| WORK TO COMPLETE |
Below are the records; copy each line in them that holds the word "this".

# # # #

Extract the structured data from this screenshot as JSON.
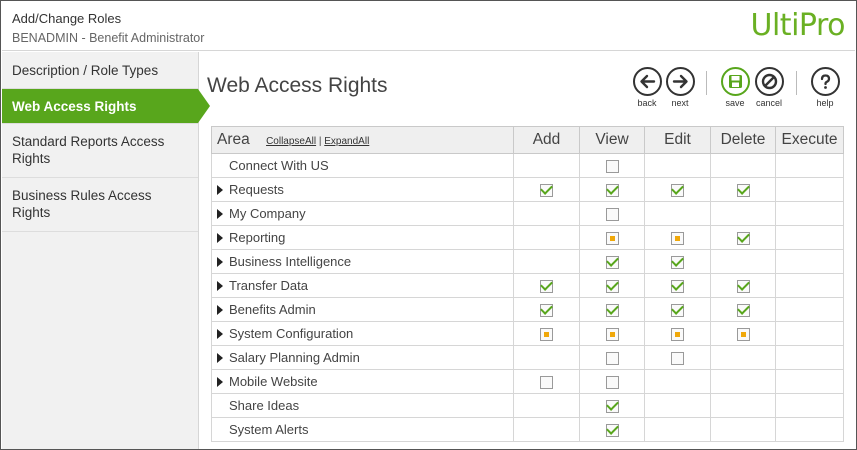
{
  "header": {
    "title": "Add/Change Roles",
    "subtitle": "BENADMIN - Benefit Administrator",
    "logo": "UltiPro"
  },
  "sidebar": {
    "items": [
      {
        "label": "Description / Role Types",
        "active": false
      },
      {
        "label": "Web Access Rights",
        "active": true
      },
      {
        "label": "Standard Reports Access Rights",
        "active": false
      },
      {
        "label": "Business Rules Access Rights",
        "active": false
      }
    ]
  },
  "main": {
    "title": "Web Access Rights"
  },
  "toolbar": {
    "back": {
      "label": "back",
      "icon": "arrow-left-icon"
    },
    "next": {
      "label": "next",
      "icon": "arrow-right-icon"
    },
    "save": {
      "label": "save",
      "icon": "save-disk-icon"
    },
    "cancel": {
      "label": "cancel",
      "icon": "cancel-circle-icon"
    },
    "help": {
      "label": "help",
      "icon": "help-question-icon"
    }
  },
  "grid": {
    "columns": {
      "area": "Area",
      "collapse_all": "CollapseAll",
      "separator": "|",
      "expand_all": "ExpandAll",
      "add": "Add",
      "view": "View",
      "edit": "Edit",
      "delete": "Delete",
      "execute": "Execute"
    },
    "rows": [
      {
        "name": "Connect With US",
        "expandable": false,
        "add": null,
        "view": "unchecked",
        "edit": null,
        "delete": null,
        "execute": null
      },
      {
        "name": "Requests",
        "expandable": true,
        "add": "checked",
        "view": "checked",
        "edit": "checked",
        "delete": "checked",
        "execute": null
      },
      {
        "name": "My Company",
        "expandable": true,
        "add": null,
        "view": "unchecked",
        "edit": null,
        "delete": null,
        "execute": null
      },
      {
        "name": "Reporting",
        "expandable": true,
        "add": null,
        "view": "partial",
        "edit": "partial",
        "delete": "checked",
        "execute": null
      },
      {
        "name": "Business Intelligence",
        "expandable": true,
        "add": null,
        "view": "checked",
        "edit": "checked",
        "delete": null,
        "execute": null
      },
      {
        "name": "Transfer Data",
        "expandable": true,
        "add": "checked",
        "view": "checked",
        "edit": "checked",
        "delete": "checked",
        "execute": null
      },
      {
        "name": "Benefits Admin",
        "expandable": true,
        "add": "checked",
        "view": "checked",
        "edit": "checked",
        "delete": "checked",
        "execute": null
      },
      {
        "name": "System Configuration",
        "expandable": true,
        "add": "partial",
        "view": "partial",
        "edit": "partial",
        "delete": "partial",
        "execute": null
      },
      {
        "name": "Salary Planning Admin",
        "expandable": true,
        "add": null,
        "view": "unchecked",
        "edit": "unchecked",
        "delete": null,
        "execute": null
      },
      {
        "name": "Mobile Website",
        "expandable": true,
        "add": "unchecked",
        "view": "unchecked",
        "edit": null,
        "delete": null,
        "execute": null
      },
      {
        "name": "Share Ideas",
        "expandable": false,
        "add": null,
        "view": "checked",
        "edit": null,
        "delete": null,
        "execute": null
      },
      {
        "name": "System Alerts",
        "expandable": false,
        "add": null,
        "view": "checked",
        "edit": null,
        "delete": null,
        "execute": null
      }
    ]
  },
  "colors": {
    "brand_green": "#58a61c",
    "logo_green": "#6ab023",
    "partial_orange": "#f0a80a"
  }
}
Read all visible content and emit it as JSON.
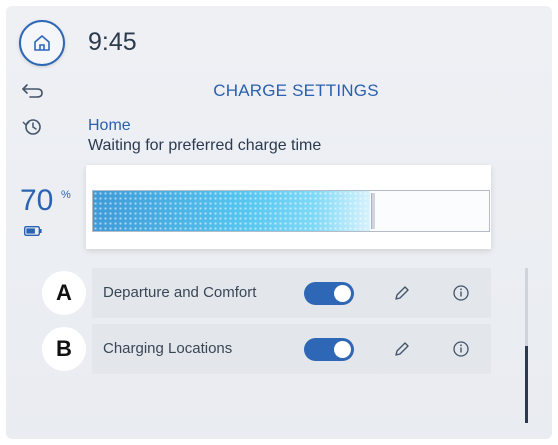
{
  "status_bar": {
    "time": "9:45"
  },
  "header": {
    "title": "CHARGE SETTINGS"
  },
  "location": {
    "name": "Home",
    "status": "Waiting for preferred charge time"
  },
  "battery": {
    "percent": "70",
    "percent_sign": "%",
    "fill_fraction": 0.7
  },
  "settings": [
    {
      "callout": "A",
      "label": "Departure and Comfort",
      "enabled": true
    },
    {
      "callout": "B",
      "label": "Charging Locations",
      "enabled": true
    }
  ],
  "colors": {
    "accent": "#2f67b7",
    "title": "#2a60ad",
    "charge_fill": "#56c6f0"
  },
  "icons": {
    "home": "home-icon",
    "back": "back-arrow-icon",
    "history": "history-icon",
    "battery": "battery-icon",
    "edit": "pencil-icon",
    "info": "info-icon"
  }
}
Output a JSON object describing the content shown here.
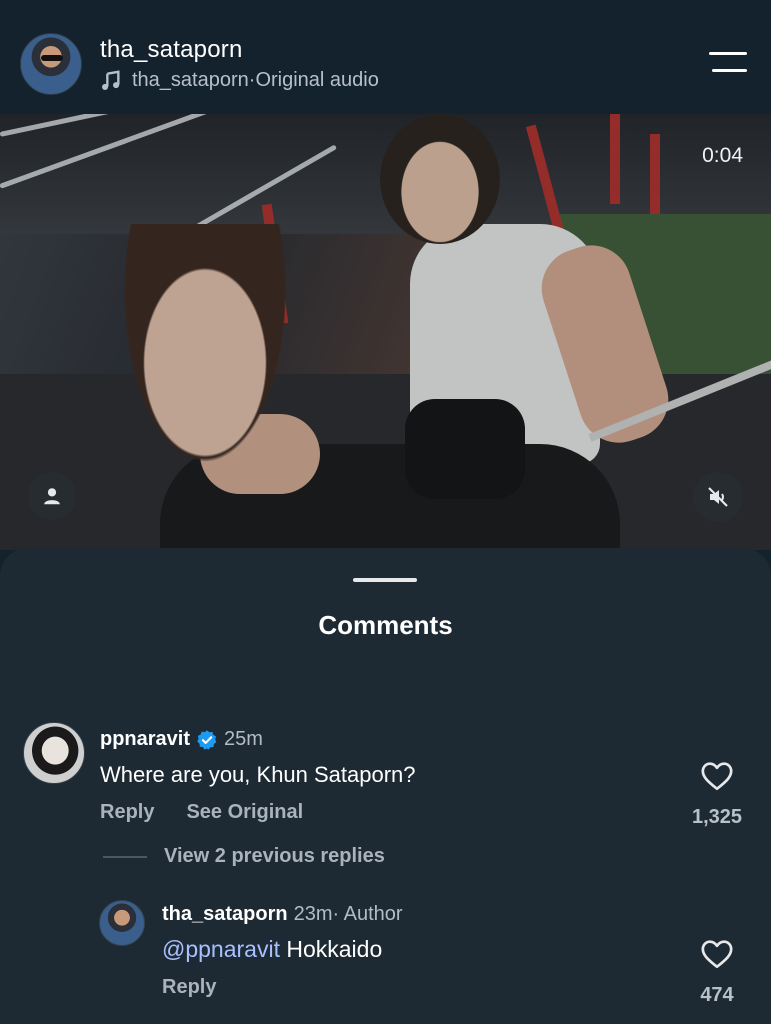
{
  "header": {
    "username": "tha_sataporn",
    "audio_owner": "tha_sataporn",
    "audio_separator": " · ",
    "audio_label": "Original audio"
  },
  "video": {
    "timer": "0:04",
    "icons": {
      "profile": "person-icon",
      "mute": "speaker-muted-icon"
    }
  },
  "comments_sheet": {
    "title": "Comments",
    "comment": {
      "username": "ppnaravit",
      "verified": true,
      "time": "25m",
      "text": "Where are you, Khun Sataporn?",
      "reply_label": "Reply",
      "see_original_label": "See Original",
      "like_count": "1,325"
    },
    "view_replies_label": "View 2 previous replies",
    "reply": {
      "username": "tha_sataporn",
      "time": "23m",
      "author_label": " · Author",
      "mention": "@ppnaravit",
      "text": " Hokkaido",
      "reply_label": "Reply",
      "like_count": "474"
    }
  },
  "colors": {
    "background": "#14222d",
    "sheet": "#1e2a33",
    "mention": "#a8c0ff",
    "verified": "#1d9bf0",
    "muted_text": "#aab3bb"
  }
}
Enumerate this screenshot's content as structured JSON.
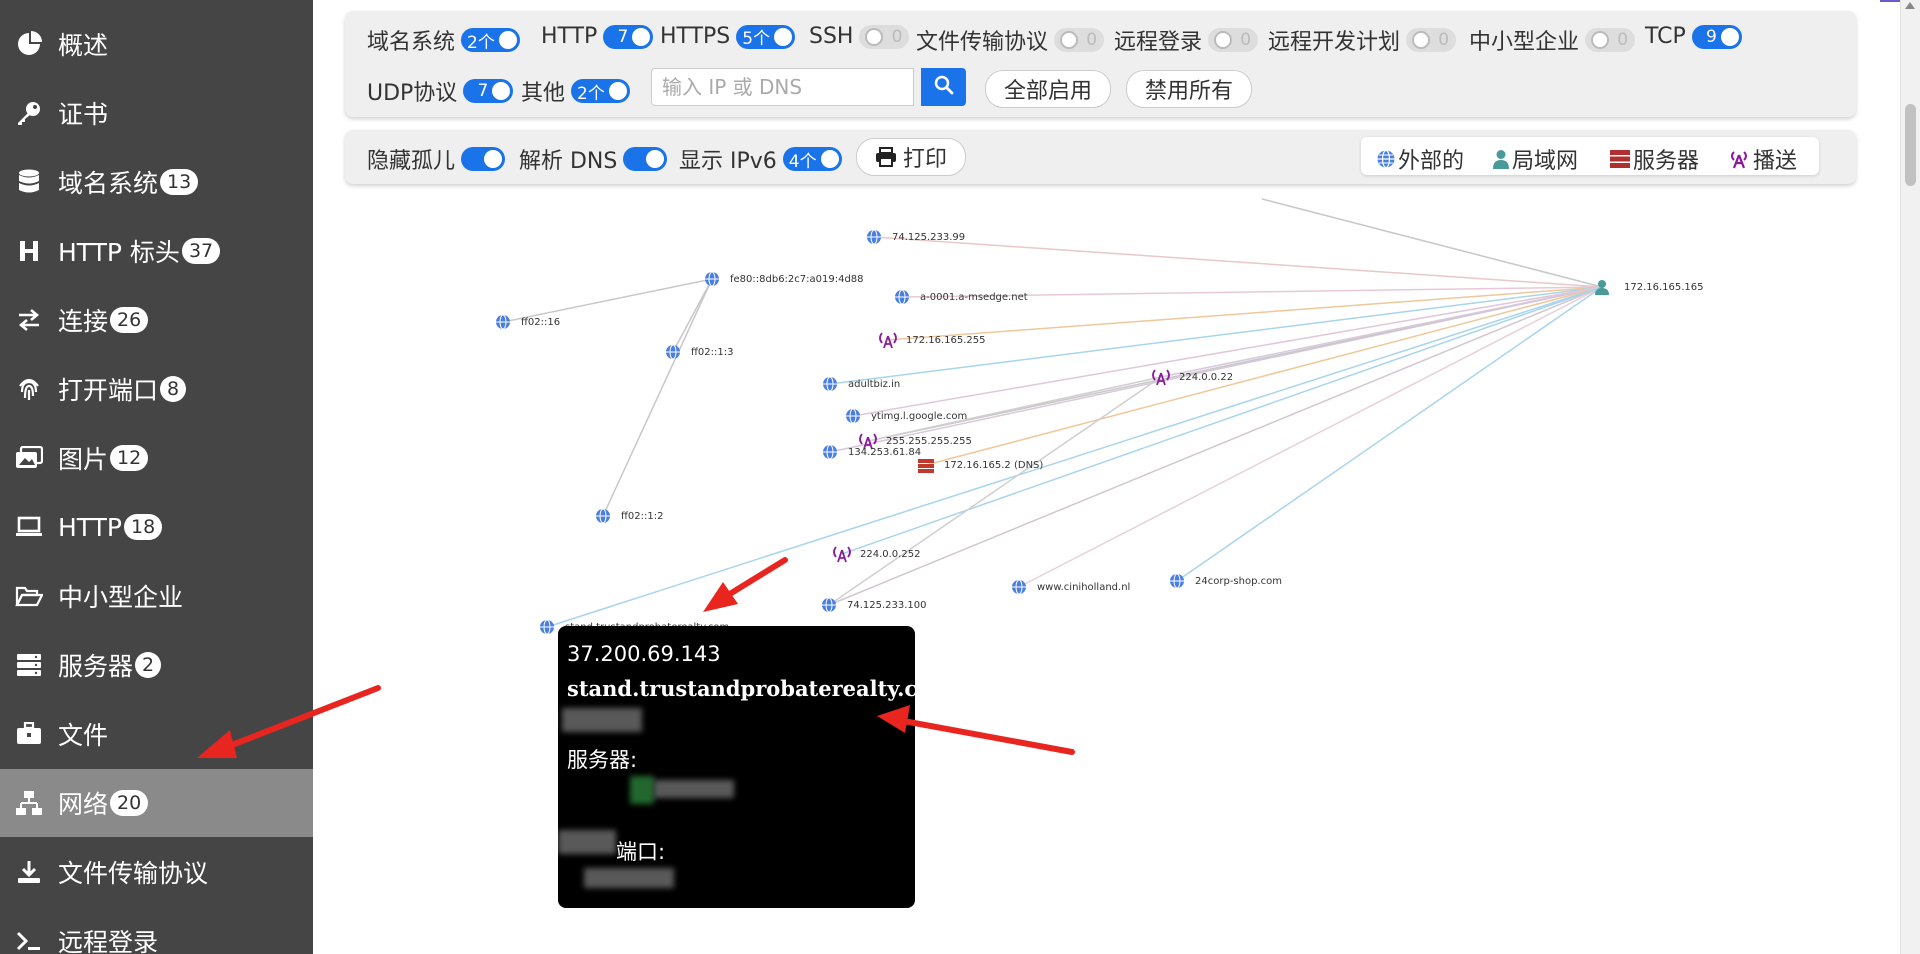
{
  "sidebar": {
    "items": [
      {
        "label": "概述",
        "icon": "pie-chart-icon",
        "badge": ""
      },
      {
        "label": "证书",
        "icon": "key-icon",
        "badge": ""
      },
      {
        "label": "域名系统",
        "icon": "database-icon",
        "badge": "13"
      },
      {
        "label": "HTTP 标头",
        "icon": "header-icon",
        "badge": "37"
      },
      {
        "label": "连接",
        "icon": "exchange-icon",
        "badge": "26"
      },
      {
        "label": "打开端口",
        "icon": "fingerprint-icon",
        "badge": "8"
      },
      {
        "label": "图片",
        "icon": "images-icon",
        "badge": "12"
      },
      {
        "label": "HTTP",
        "icon": "laptop-icon",
        "badge": "18"
      },
      {
        "label": "中小型企业",
        "icon": "folder-open-icon",
        "badge": ""
      },
      {
        "label": "服务器",
        "icon": "server-icon",
        "badge": "2"
      },
      {
        "label": "文件",
        "icon": "briefcase-icon",
        "badge": ""
      },
      {
        "label": "网络",
        "icon": "network-icon",
        "badge": "20",
        "active": true
      },
      {
        "label": "文件传输协议",
        "icon": "download-icon",
        "badge": ""
      },
      {
        "label": "远程登录",
        "icon": "terminal-icon",
        "badge": ""
      }
    ]
  },
  "filters": {
    "dns": {
      "label": "域名系统",
      "value": "2个",
      "on": true
    },
    "http": {
      "label": "HTTP",
      "value": "7",
      "on": true
    },
    "https": {
      "label": "HTTPS",
      "value": "5个",
      "on": true
    },
    "ssh": {
      "label": "SSH",
      "value": "0",
      "on": false
    },
    "ftp": {
      "label": "文件传输协议",
      "value": "0",
      "on": false
    },
    "telnet": {
      "label": "远程登录",
      "value": "0",
      "on": false
    },
    "rdp": {
      "label": "远程开发计划",
      "value": "0",
      "on": false
    },
    "smb": {
      "label": "中小型企业",
      "value": "0",
      "on": false
    },
    "tcp": {
      "label": "TCP",
      "value": "9",
      "on": true
    },
    "udp": {
      "label": "UDP协议",
      "value": "7",
      "on": true
    },
    "other": {
      "label": "其他",
      "value": "2个",
      "on": true
    }
  },
  "search": {
    "placeholder": "输入 IP 或 DNS",
    "value": ""
  },
  "buttons": {
    "enable_all": "全部启用",
    "disable_all": "禁用所有",
    "print": "打印"
  },
  "options": {
    "hide_orphans": {
      "label": "隐藏孤儿",
      "value": "",
      "on": true
    },
    "resolve_dns": {
      "label": "解析 DNS",
      "value": "",
      "on": true
    },
    "show_ipv6": {
      "label": "显示 IPv6",
      "value": "4个",
      "on": true
    }
  },
  "legend": {
    "external": "外部的",
    "lan": "局域网",
    "server": "服务器",
    "broadcast": "播送"
  },
  "colors": {
    "accent": "#1a73e8",
    "sidebar_bg": "#454545",
    "sidebar_active": "#8a8a8a",
    "globe": "#4a7fe0",
    "lan": "#4a9a9a",
    "server": "#c0392b",
    "broadcast": "#8b1a9b"
  },
  "graph": {
    "nodes": [
      {
        "id": "172.16.165.165",
        "label": "172.16.165.165",
        "type": "lan"
      },
      {
        "id": "74.125.233.99",
        "label": "74.125.233.99",
        "type": "external"
      },
      {
        "id": "fe80",
        "label": "fe80::8db6:2c7:a019:4d88",
        "type": "external"
      },
      {
        "id": "a-0001",
        "label": "a-0001.a-msedge.net",
        "type": "external"
      },
      {
        "id": "ff02::16",
        "label": "ff02::16",
        "type": "external"
      },
      {
        "id": "bcast255",
        "label": "172.16.165.255",
        "type": "broadcast"
      },
      {
        "id": "ff02::1:3",
        "label": "ff02::1:3",
        "type": "external"
      },
      {
        "id": "224.0.0.22",
        "label": "224.0.0.22",
        "type": "broadcast"
      },
      {
        "id": "adultbiz",
        "label": "adultbiz.in",
        "type": "external"
      },
      {
        "id": "ytimg",
        "label": "ytimg.l.google.com",
        "type": "external"
      },
      {
        "id": "255",
        "label": "255.255.255.255",
        "type": "broadcast"
      },
      {
        "id": "134",
        "label": "134.253.61.84",
        "type": "external"
      },
      {
        "id": "dns",
        "label": "172.16.165.2 (DNS)",
        "type": "server"
      },
      {
        "id": "ff02::1:2",
        "label": "ff02::1:2",
        "type": "external"
      },
      {
        "id": "224.0.0.252",
        "label": "224.0.0.252",
        "type": "broadcast"
      },
      {
        "id": "cinih",
        "label": "www.ciniholland.nl",
        "type": "external"
      },
      {
        "id": "24corp",
        "label": "24corp-shop.com",
        "type": "external"
      },
      {
        "id": "74.100",
        "label": "74.125.233.100",
        "type": "external"
      },
      {
        "id": "stand",
        "label": "stand.trustandprobaterealty.com",
        "type": "external"
      }
    ]
  },
  "tooltip": {
    "ip": "37.200.69.143",
    "host": "stand.trustandprobaterealty.com",
    "server_label": "服务器:",
    "port_label": "端口:"
  }
}
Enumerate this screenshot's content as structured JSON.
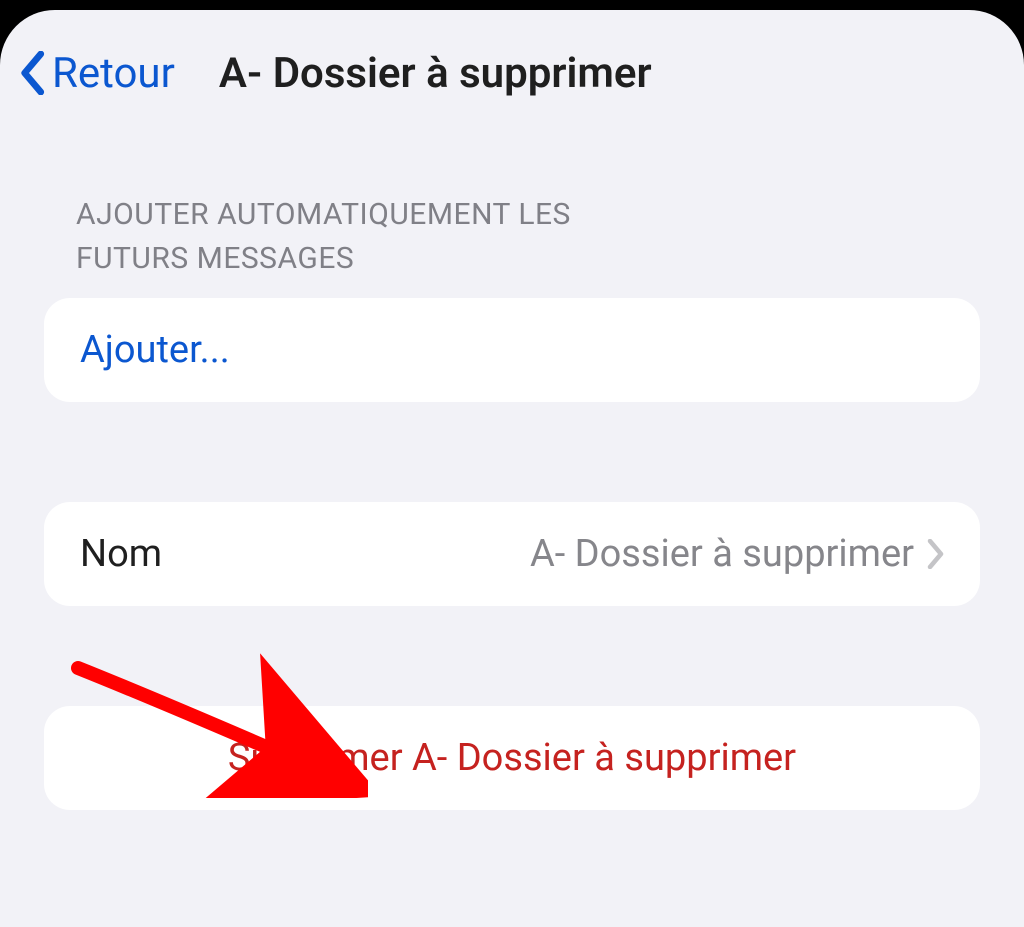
{
  "nav": {
    "back_label": "Retour",
    "title": "A- Dossier à supprimer"
  },
  "section1": {
    "header_line1": "AJOUTER AUTOMATIQUEMENT LES",
    "header_line2": "FUTURS MESSAGES",
    "add_label": "Ajouter..."
  },
  "section2": {
    "name_label": "Nom",
    "name_value": "A- Dossier à supprimer"
  },
  "section3": {
    "delete_label": "Supprimer A- Dossier à supprimer"
  },
  "colors": {
    "accent": "#0b57d0",
    "danger": "#c5221f",
    "bg": "#f2f2f7",
    "muted": "#808087",
    "value": "#86868b"
  }
}
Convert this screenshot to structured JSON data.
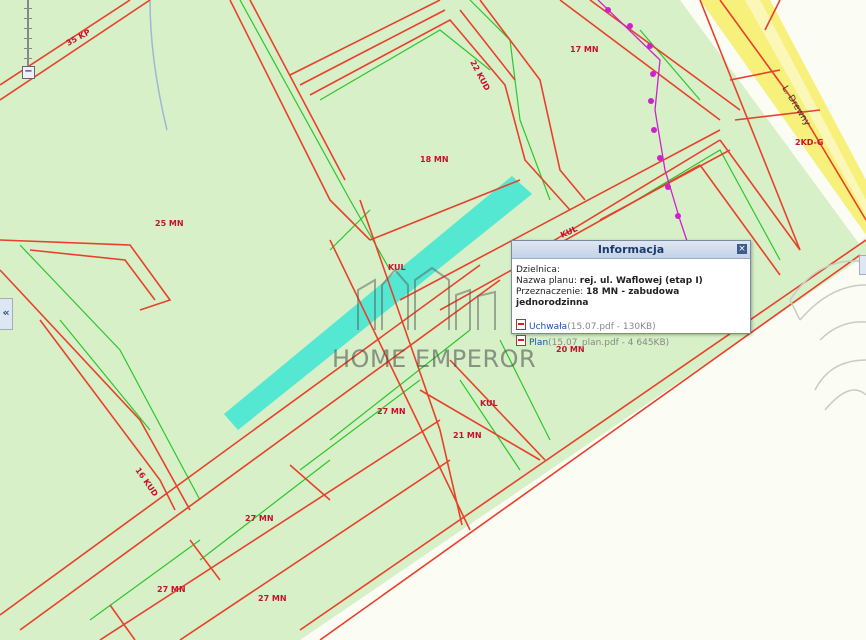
{
  "map": {
    "zones": [
      {
        "id": "35kp",
        "text": "35 KP"
      },
      {
        "id": "22kud",
        "text": "22 KUD"
      },
      {
        "id": "17mn",
        "text": "17 MN"
      },
      {
        "id": "18mn",
        "text": "18 MN"
      },
      {
        "id": "25mn",
        "text": "25 MN"
      },
      {
        "id": "kul1",
        "text": "KUL"
      },
      {
        "id": "kul2",
        "text": "KUL"
      },
      {
        "id": "kul3",
        "text": "KUL"
      },
      {
        "id": "20mn",
        "text": "20 MN"
      },
      {
        "id": "27mn1",
        "text": "27 MN"
      },
      {
        "id": "21mn",
        "text": "21 MN"
      },
      {
        "id": "16kud",
        "text": "16 KUD"
      },
      {
        "id": "27mn2",
        "text": "27 MN"
      },
      {
        "id": "27mn3",
        "text": "27 MN"
      },
      {
        "id": "27mn4",
        "text": "27 MN"
      },
      {
        "id": "2kdg",
        "text": "2KD-G"
      },
      {
        "id": "street",
        "text": "L. Drewny"
      }
    ],
    "colors": {
      "zone_fill": "#d7f0c7",
      "boundary": "#e8402a",
      "highlight": "#4de6d2",
      "road": "#f7f07a",
      "route": "#cc22cc",
      "building_line": "#2ec52e"
    }
  },
  "popup": {
    "title": "Informacja",
    "close_icon": "close-icon",
    "dzielnica_label": "Dzielnica:",
    "plan_name_label": "Nazwa planu:",
    "plan_name_value": "rej. ul. Waflowej (etap I)",
    "purpose_label": "Przeznaczenie:",
    "purpose_value": "18 MN - zabudowa jednorodzinna",
    "docs": [
      {
        "icon": "pdf-icon",
        "link": "Uchwała",
        "meta": "(15.07.pdf - 130KB)"
      },
      {
        "icon": "pdf-icon",
        "link": "Plan",
        "meta": "(15.07_plan.pdf - 4 645KB)"
      }
    ]
  },
  "controls": {
    "zoom_out_symbol": "−",
    "collapse_symbol": "«"
  },
  "watermark": "HOME EMPEROR"
}
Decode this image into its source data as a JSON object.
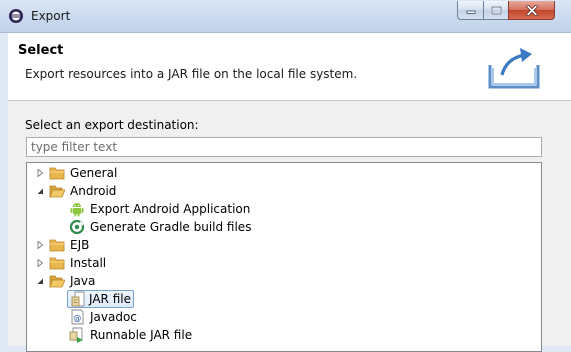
{
  "window": {
    "title": "Export"
  },
  "banner": {
    "title": "Select",
    "description": "Export resources into a JAR file on the local file system."
  },
  "destination": {
    "label": "Select an export destination:",
    "filter_placeholder": "type filter text"
  },
  "tree": {
    "general": "General",
    "android": "Android",
    "export_android_app": "Export Android Application",
    "generate_gradle": "Generate Gradle build files",
    "ejb": "EJB",
    "install": "Install",
    "java": "Java",
    "jar_file": "JAR file",
    "javadoc": "Javadoc",
    "runnable_jar": "Runnable JAR file"
  },
  "colors": {
    "folder": "#e8b64a",
    "android_green": "#8cc63f",
    "selection_border": "#7da2ce"
  }
}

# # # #

| REPLY |
Extract the structured data from this screenshot as JSON.
Enumerate this screenshot's content as structured JSON.
Enumerate this screenshot's content as structured JSON.
Convert this screenshot to structured JSON data.
Decode this image into its source data as a JSON object.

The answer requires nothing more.